→ **EXERCISE OBJECTIVE**
Show, from the records below, all lines that contain the word "keys".

→ **THE INPUT**
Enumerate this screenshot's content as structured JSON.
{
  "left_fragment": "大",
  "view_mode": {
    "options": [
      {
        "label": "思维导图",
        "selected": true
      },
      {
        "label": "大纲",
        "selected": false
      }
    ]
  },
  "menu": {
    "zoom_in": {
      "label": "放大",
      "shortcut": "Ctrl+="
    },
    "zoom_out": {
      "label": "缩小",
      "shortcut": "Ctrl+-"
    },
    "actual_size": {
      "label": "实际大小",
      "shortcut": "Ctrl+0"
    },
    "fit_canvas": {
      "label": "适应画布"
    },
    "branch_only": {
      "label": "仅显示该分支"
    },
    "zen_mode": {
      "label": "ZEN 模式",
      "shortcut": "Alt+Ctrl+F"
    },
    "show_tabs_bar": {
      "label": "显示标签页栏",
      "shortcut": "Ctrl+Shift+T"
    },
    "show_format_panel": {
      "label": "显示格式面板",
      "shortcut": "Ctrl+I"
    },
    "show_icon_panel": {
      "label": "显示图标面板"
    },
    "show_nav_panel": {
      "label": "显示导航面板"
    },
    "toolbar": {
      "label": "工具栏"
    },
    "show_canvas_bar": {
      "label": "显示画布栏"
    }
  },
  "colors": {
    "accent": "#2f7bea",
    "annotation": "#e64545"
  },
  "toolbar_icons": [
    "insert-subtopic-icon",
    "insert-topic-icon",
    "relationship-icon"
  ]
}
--
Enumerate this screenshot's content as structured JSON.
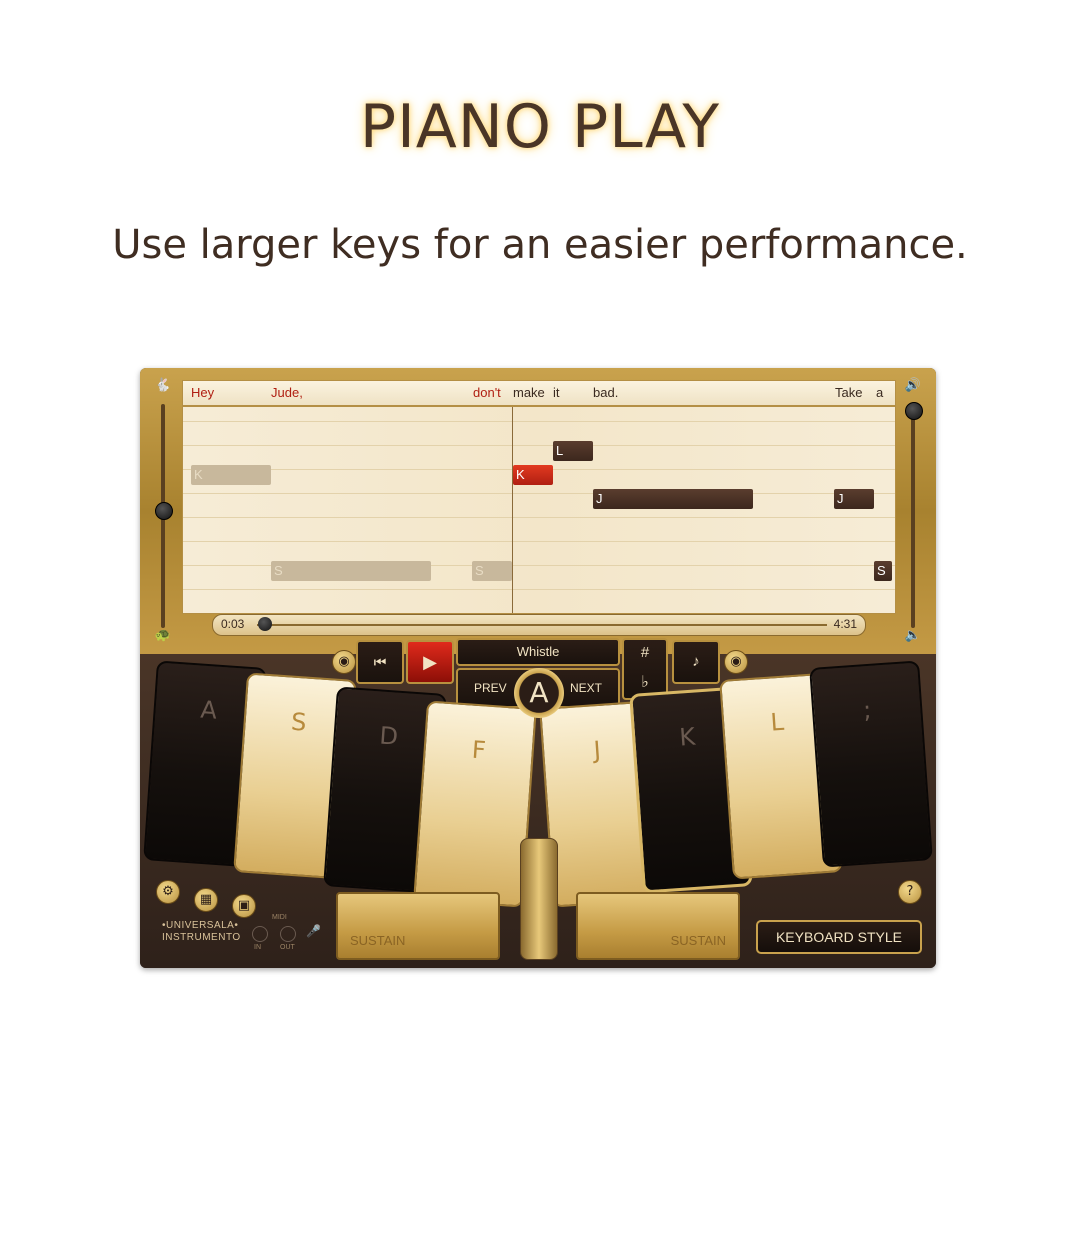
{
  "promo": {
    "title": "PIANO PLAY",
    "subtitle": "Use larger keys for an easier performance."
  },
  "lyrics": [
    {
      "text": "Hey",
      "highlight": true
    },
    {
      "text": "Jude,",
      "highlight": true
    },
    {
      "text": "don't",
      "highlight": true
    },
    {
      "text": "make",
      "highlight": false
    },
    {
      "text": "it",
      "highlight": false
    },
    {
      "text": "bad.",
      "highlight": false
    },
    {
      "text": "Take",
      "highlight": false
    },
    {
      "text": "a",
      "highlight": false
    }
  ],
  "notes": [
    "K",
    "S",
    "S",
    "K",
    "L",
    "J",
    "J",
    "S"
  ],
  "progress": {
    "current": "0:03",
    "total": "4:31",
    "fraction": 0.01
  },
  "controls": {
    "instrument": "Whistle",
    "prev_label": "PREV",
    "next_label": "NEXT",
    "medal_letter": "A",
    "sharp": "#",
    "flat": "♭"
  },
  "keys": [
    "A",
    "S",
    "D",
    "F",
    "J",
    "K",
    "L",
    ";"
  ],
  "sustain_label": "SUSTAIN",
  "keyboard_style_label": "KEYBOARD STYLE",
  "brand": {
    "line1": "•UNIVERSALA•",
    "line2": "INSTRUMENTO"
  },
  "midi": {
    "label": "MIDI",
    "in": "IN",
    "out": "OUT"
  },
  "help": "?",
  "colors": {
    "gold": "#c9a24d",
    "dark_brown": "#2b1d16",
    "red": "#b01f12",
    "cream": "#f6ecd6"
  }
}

→ **COMPLETED TASK**
    "subtitle": "Use larger keys for an easier performance."
  "keys": [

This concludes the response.